The room is dark. Black and white photographs hung on the walls and even on the roof, staring straight at you as if asking questions.
On both sides of every photograph is placed an audio instrument like telephone and as you pick up the instrument, narration of story that went into making of that picture begins: “First, we shifted the dead bodies, placed them in a line and numbered them. Now, the dead bodies wouldn’t be recognised by their names, they will just be identified by their number. Then we called upon the final year medical students, allotted dead bodies to each.”
This harrowing first person account could be heard in the audio instrument placed by the side of DK Satpathy, forensic expert’s photo in his own voice.
This is perhaps India’s first museum commemorating a contemporary social movement and would be inaugurated on Tuesday. The ‘Remember Bhopal Museum’ is collectively curated by the community of survivors and activists fighting against corporate crimes across the world. It is also the first museum in India that relies predominantly on the oral history testimonials of survivors.
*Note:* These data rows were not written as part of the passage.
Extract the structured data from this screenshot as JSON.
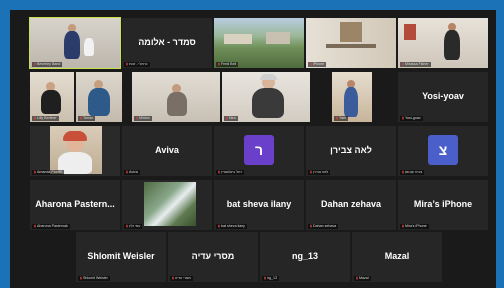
{
  "tiles": [
    {
      "label": "Beverley Band",
      "type": "video",
      "active": true
    },
    {
      "label": "כרמל י- זכות",
      "type": "name",
      "display": "סמדר - אלומה"
    },
    {
      "label": "Fredi Bell",
      "type": "video"
    },
    {
      "label": "iPhone",
      "type": "video"
    },
    {
      "label": "Mirassa Fisher",
      "type": "video"
    },
    {
      "label": "Lilly Berliner",
      "type": "video"
    },
    {
      "label": "Tamar",
      "type": "video"
    },
    {
      "label": "Miriam",
      "type": "video"
    },
    {
      "label": "Nira",
      "type": "video"
    },
    {
      "label": "Yael",
      "type": "video"
    },
    {
      "label": "Yosi-goav",
      "type": "name",
      "display": "Yosi-yoav"
    },
    {
      "label": "Amanda Fiorelli",
      "type": "video"
    },
    {
      "label": "Aviva",
      "type": "name",
      "display": "Aviva"
    },
    {
      "label": "רחל ביגלשטיין",
      "type": "avatar",
      "avatar": "ר",
      "avatar_color": "#6a3fc9"
    },
    {
      "label": "לאה צבירן",
      "type": "name",
      "display": "לאה צבירן"
    },
    {
      "label": "צביה קוטמן",
      "type": "avatar",
      "avatar": "צ",
      "avatar_color": "#4a5fc9"
    },
    {
      "label": "Aharona Pasternak",
      "type": "name",
      "display": "Aharona  Pastern..."
    },
    {
      "label": "עמי זלץ",
      "type": "video"
    },
    {
      "label": "bat sheva ilany",
      "type": "name",
      "display": "bat sheva ilany"
    },
    {
      "label": "Dahan zehava",
      "type": "name",
      "display": "Dahan zehava"
    },
    {
      "label": "Mira's iPhone",
      "type": "name",
      "display": "Mira’s iPhone"
    },
    {
      "label": "Shlomit Weisler",
      "type": "name",
      "display": "Shlomit Weisler"
    },
    {
      "label": "מסרי עדיה",
      "type": "name",
      "display": "מסרי עדיה"
    },
    {
      "label": "ng_13",
      "type": "name",
      "display": "ng_13"
    },
    {
      "label": "Mazal",
      "type": "name",
      "display": "Mazal"
    }
  ],
  "colors": {
    "frame": "#1c72b6",
    "tile": "#262626",
    "active_outline": "#c9e24a",
    "mic_muted": "#e0424a"
  }
}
Museum curator Rama Lakshmi says the museum carries the message of the movement and it does not use any toxic material or products manufactured in hazardous factories and it does not accept money from either the government or large corporate houses.
“It took around four years for this project to take this shape. Earlier, it was planned as a Bus Museum that would travel across India with a message against corporate crime,” said project coordinator Shalini Sharma. “It was a challenge to build this museum without using any flex or chemicals,” said Vivek Seth, designer of the museum.